If you've read any of the Bryan Peterson books you know his style, and the good thing is that he sticks to that formula in all of his books. If you haven't, then you are missing on great books from one of the best photography educators around right now.
Byran's books follow several concepts based on the topic of the book, with exercises that challenge you to master those concepts. In addition he is bold enough to share his personal good fortunes so you get to see what a $40,000 stock photograph really looks like (which I find EXTREMELY valuable).
This book has the following sections which I'll describe briefly:
In this section Bryan helps you to understand the process of going up to a total stranger, getting them to sign a model release and getting a great picture of them acting naturally in their environment. It all sounds simple, but it isn't and his exercise will help guide you though the daunting process to help boost your confidence.
Working with People
Here Bryan discuss how to find people to shoot, dealing with shyness, posing them versus capturing them and then asking for permission and more. He brings up an interesting concept around people as theme which I really enjoyed. His chapter on Hiring Models is a bit outdated, but still worth reading.
Overall though you learn that Bryan really enjoys people and that he gets to know many people before he starts taking their picture. It is this style of befriending someone and then capturing them in their natural environment that sets Bryan apart from you or me and what helps him to get such great and natural looking shots (even when they are really posed).
The section on Light offers some basic ideas about how to get good outdoor lighting on your portraits. While there's nothing great in this section, it is still entertaining to read as all his sections are. In fact, just the stories alone on some of the photographs make it worthwhile to read even if you aren't a photographer!
Composing Powerful Portraits

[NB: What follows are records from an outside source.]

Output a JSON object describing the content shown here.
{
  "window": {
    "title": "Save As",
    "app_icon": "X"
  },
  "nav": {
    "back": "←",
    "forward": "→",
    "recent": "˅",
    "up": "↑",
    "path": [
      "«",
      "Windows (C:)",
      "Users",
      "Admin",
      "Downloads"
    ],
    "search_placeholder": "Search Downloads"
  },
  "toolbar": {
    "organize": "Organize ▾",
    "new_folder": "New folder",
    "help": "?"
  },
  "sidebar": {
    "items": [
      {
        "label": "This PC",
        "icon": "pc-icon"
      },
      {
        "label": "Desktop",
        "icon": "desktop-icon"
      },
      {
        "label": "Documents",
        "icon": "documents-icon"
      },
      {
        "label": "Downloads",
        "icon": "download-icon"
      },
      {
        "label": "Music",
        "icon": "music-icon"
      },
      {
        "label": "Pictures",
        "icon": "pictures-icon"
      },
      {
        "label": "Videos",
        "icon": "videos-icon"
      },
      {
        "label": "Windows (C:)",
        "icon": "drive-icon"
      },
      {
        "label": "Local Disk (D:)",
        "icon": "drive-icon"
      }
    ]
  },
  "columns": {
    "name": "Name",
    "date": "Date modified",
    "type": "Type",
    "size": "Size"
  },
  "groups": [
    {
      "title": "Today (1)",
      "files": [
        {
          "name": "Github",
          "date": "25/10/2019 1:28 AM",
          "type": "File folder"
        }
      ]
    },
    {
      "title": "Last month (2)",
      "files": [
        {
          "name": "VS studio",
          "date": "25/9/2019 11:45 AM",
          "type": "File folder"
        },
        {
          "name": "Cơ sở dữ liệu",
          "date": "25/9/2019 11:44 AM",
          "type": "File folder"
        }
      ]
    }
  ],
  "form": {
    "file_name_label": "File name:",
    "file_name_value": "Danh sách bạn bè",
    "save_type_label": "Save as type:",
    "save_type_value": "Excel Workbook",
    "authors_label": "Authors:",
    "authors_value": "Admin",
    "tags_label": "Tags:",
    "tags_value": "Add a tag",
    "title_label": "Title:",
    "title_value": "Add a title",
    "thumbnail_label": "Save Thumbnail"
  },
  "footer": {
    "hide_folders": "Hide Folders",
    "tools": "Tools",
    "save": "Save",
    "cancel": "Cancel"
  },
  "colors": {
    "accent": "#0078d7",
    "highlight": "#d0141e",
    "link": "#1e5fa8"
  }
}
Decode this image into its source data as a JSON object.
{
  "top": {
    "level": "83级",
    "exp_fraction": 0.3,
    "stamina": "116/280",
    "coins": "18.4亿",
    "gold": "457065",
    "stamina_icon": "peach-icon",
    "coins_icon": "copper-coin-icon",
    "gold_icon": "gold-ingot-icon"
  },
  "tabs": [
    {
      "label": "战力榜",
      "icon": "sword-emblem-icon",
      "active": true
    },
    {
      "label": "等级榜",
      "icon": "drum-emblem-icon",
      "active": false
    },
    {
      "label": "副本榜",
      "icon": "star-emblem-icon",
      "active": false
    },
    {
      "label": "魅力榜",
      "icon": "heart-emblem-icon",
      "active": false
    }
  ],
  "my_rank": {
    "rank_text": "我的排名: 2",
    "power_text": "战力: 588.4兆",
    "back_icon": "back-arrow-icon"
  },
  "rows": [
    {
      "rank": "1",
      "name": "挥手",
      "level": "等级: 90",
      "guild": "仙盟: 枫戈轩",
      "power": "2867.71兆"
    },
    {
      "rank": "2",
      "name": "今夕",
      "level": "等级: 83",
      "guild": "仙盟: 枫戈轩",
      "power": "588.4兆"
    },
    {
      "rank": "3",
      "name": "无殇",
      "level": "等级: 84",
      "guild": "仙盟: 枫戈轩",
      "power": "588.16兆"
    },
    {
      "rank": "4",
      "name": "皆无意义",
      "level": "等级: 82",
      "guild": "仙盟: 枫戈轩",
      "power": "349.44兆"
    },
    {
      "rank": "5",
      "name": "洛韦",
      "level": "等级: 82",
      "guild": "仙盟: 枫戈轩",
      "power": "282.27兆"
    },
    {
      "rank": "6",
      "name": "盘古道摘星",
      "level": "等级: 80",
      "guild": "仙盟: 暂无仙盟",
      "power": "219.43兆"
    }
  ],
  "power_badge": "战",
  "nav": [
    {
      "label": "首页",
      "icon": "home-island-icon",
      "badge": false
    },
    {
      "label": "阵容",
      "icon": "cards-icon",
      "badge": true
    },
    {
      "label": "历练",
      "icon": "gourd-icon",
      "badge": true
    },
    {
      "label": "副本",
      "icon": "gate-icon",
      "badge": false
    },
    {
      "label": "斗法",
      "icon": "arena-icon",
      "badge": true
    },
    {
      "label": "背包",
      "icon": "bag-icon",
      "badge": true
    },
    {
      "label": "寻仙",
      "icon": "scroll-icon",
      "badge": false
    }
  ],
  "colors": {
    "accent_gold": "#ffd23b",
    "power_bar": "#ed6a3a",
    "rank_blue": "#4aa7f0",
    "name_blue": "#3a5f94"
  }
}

This section starts off string with some good advice about getting good portraits with solid composition techniques. The wonderful shots and stories he tells make you excited about the possibilities that are all around you. The last chapter on Lens Choice is a little weak, but I've got a blog post that can help you out with that subject! :-)
Photo Editing Techniques

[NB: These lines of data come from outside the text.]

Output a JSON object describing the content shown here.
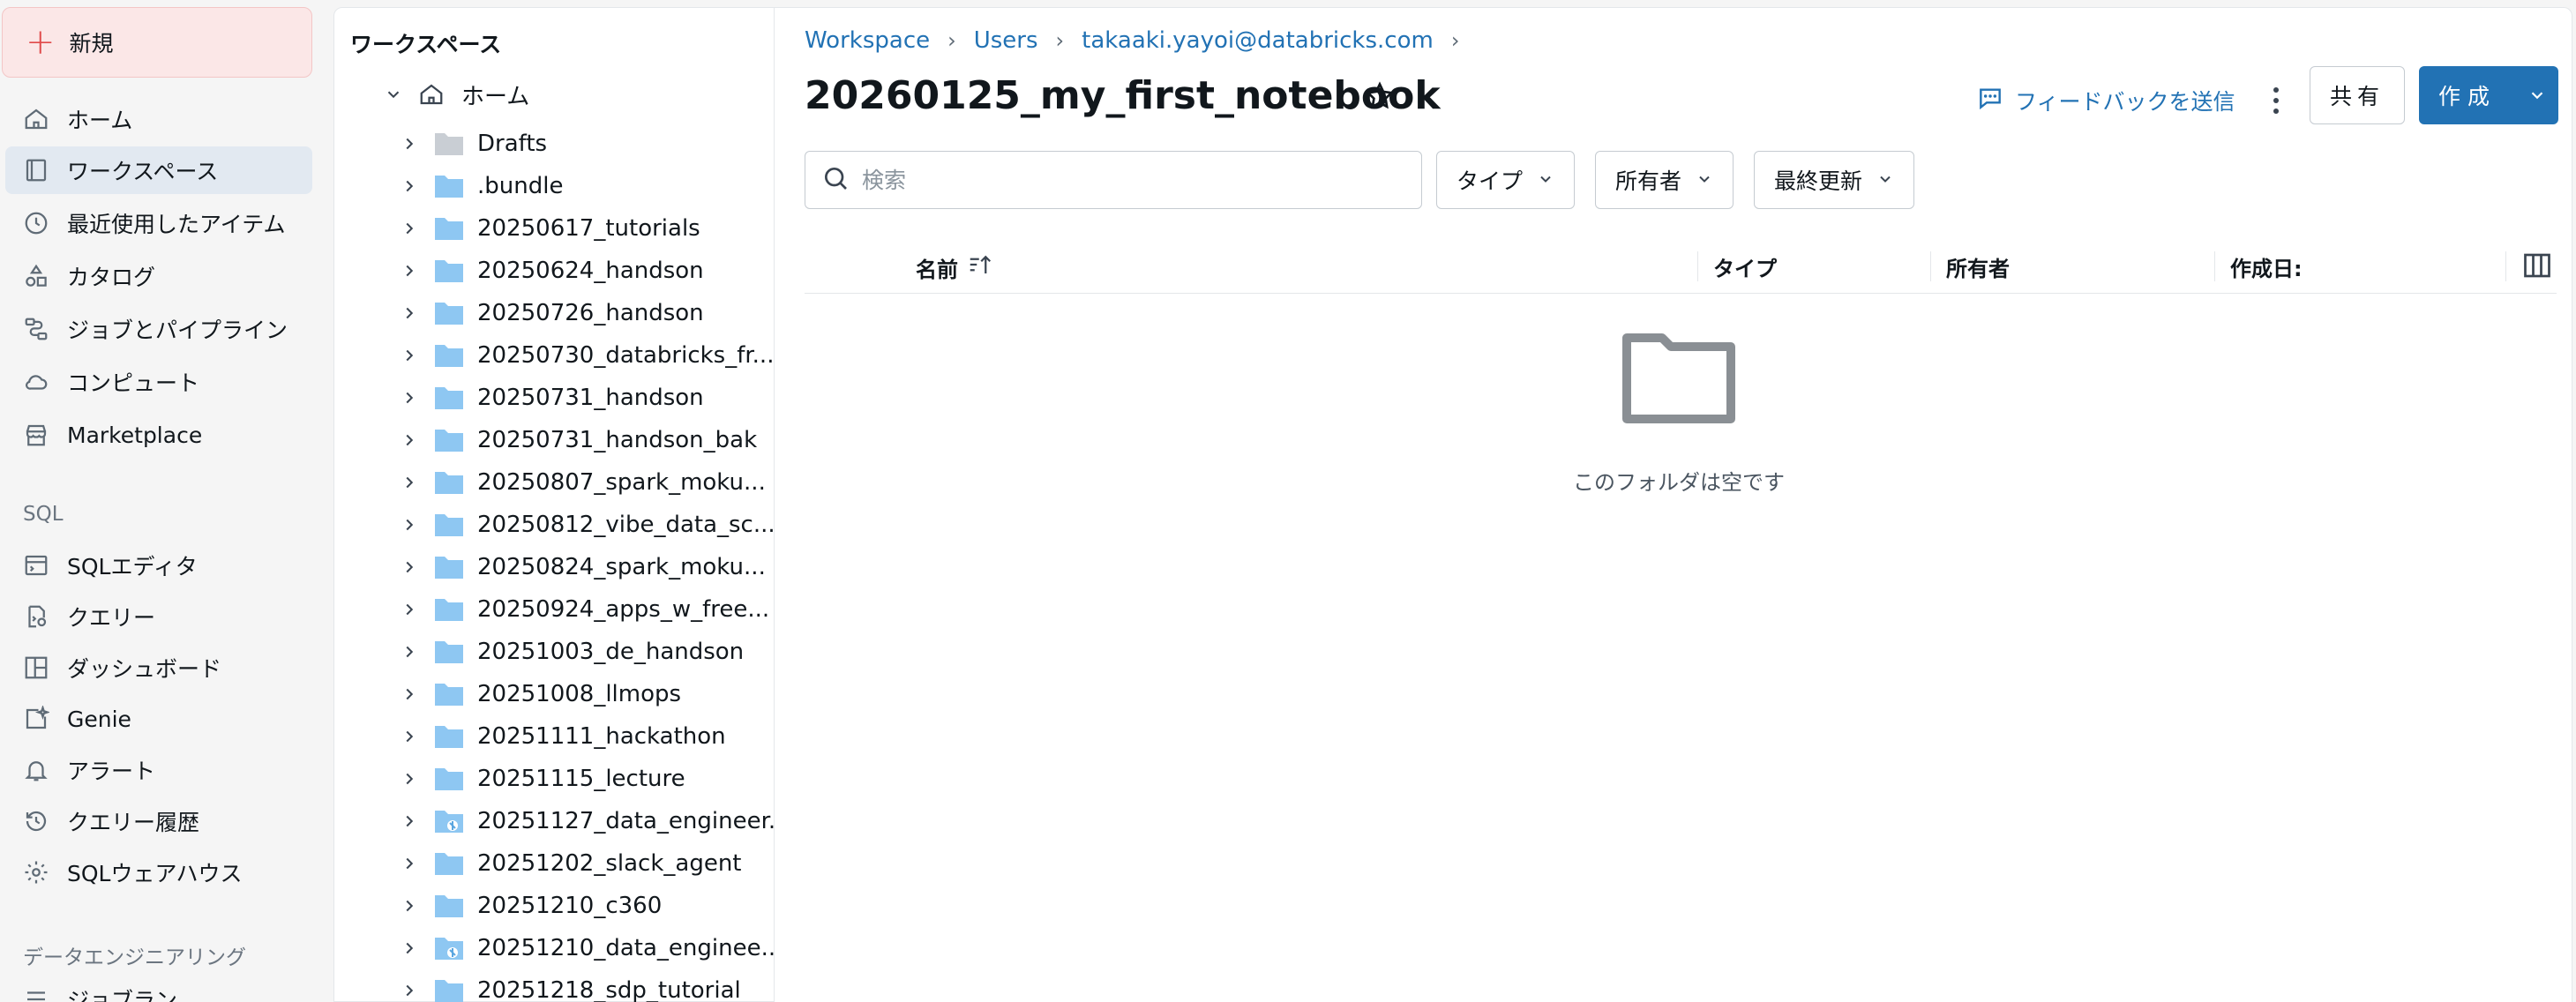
{
  "leftnav": {
    "new_label": "新規",
    "items": [
      {
        "label": "ホーム",
        "icon": "home-icon"
      },
      {
        "label": "ワークスペース",
        "icon": "workspace-icon",
        "active": true
      },
      {
        "label": "最近使用したアイテム",
        "icon": "clock-icon"
      },
      {
        "label": "カタログ",
        "icon": "catalog-icon"
      },
      {
        "label": "ジョブとパイプライン",
        "icon": "workflow-icon"
      },
      {
        "label": "コンピュート",
        "icon": "cloud-icon"
      },
      {
        "label": "Marketplace",
        "icon": "store-icon"
      }
    ],
    "sql_section": "SQL",
    "sql_items": [
      {
        "label": "SQLエディタ",
        "icon": "sql-editor-icon"
      },
      {
        "label": "クエリー",
        "icon": "query-icon"
      },
      {
        "label": "ダッシュボード",
        "icon": "dashboard-icon"
      },
      {
        "label": "Genie",
        "icon": "genie-icon"
      },
      {
        "label": "アラート",
        "icon": "bell-icon"
      },
      {
        "label": "クエリー履歴",
        "icon": "history-icon"
      },
      {
        "label": "SQLウェアハウス",
        "icon": "warehouse-icon"
      }
    ],
    "de_section": "データエンジニアリング",
    "de_partial_item": "ジョブラン"
  },
  "tree": {
    "title": "ワークスペース",
    "home_label": "ホーム",
    "items": [
      {
        "label": "Drafts",
        "type": "gray"
      },
      {
        "label": ".bundle",
        "type": "blue"
      },
      {
        "label": "20250617_tutorials",
        "type": "blue"
      },
      {
        "label": "20250624_handson",
        "type": "blue"
      },
      {
        "label": "20250726_handson",
        "type": "blue"
      },
      {
        "label": "20250730_databricks_fr...",
        "type": "blue"
      },
      {
        "label": "20250731_handson",
        "type": "blue"
      },
      {
        "label": "20250731_handson_bak",
        "type": "blue"
      },
      {
        "label": "20250807_spark_moku...",
        "type": "blue"
      },
      {
        "label": "20250812_vibe_data_sc...",
        "type": "blue"
      },
      {
        "label": "20250824_spark_moku...",
        "type": "blue"
      },
      {
        "label": "20250924_apps_w_free...",
        "type": "blue"
      },
      {
        "label": "20251003_de_handson",
        "type": "blue"
      },
      {
        "label": "20251008_llmops",
        "type": "blue"
      },
      {
        "label": "20251111_hackathon",
        "type": "blue"
      },
      {
        "label": "20251115_lecture",
        "type": "blue"
      },
      {
        "label": "20251127_data_engineer...",
        "type": "git"
      },
      {
        "label": "20251202_slack_agent",
        "type": "blue"
      },
      {
        "label": "20251210_c360",
        "type": "blue"
      },
      {
        "label": "20251210_data_enginee...",
        "type": "git"
      },
      {
        "label": "20251218_sdp_tutorial",
        "type": "blue"
      }
    ]
  },
  "main": {
    "breadcrumb": [
      "Workspace",
      "Users",
      "takaaki.yayoi@databricks.com"
    ],
    "title": "20260125_my_first_notebook",
    "feedback_label": "フィードバックを送信",
    "share_label": "共有",
    "create_label": "作成",
    "search_placeholder": "検索",
    "filters": [
      "タイプ",
      "所有者",
      "最終更新"
    ],
    "columns": [
      "名前",
      "タイプ",
      "所有者",
      "作成日:"
    ],
    "empty_message": "このフォルダは空です"
  },
  "colors": {
    "accent": "#2272b4",
    "active_bg": "#e2e9f1",
    "new_bg": "#fbe7e7",
    "folder_blue": "#8ec7f2",
    "folder_gray": "#c9ced4"
  }
}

This is probably the weakest section in all of Bryan's books merely because he's a bit of novice in this area and the concepts he presents are a bit outdated, but you can tell he gets his influence from Scott Kelby for some of his work so it once again reaffirms my belief that The Digital Photography Book is indeed one of the best books for any photographer to own. It seems I am not alone in this belief either as it is now (as of the time of this blog posting) the most successful Photography Book ever.
Here's some links to other Bryan Peterson books on this blog:
Skill Level: Beginner to Advanced
Value: Worth every penny
Recommendation: Highly recommended. It is hard to go wrong with Bryan's books and this is just as great as the others. Learning to See Creatively and Understanding Exposure should be read first, but this is great stuff and a must read if you are into portrait photography.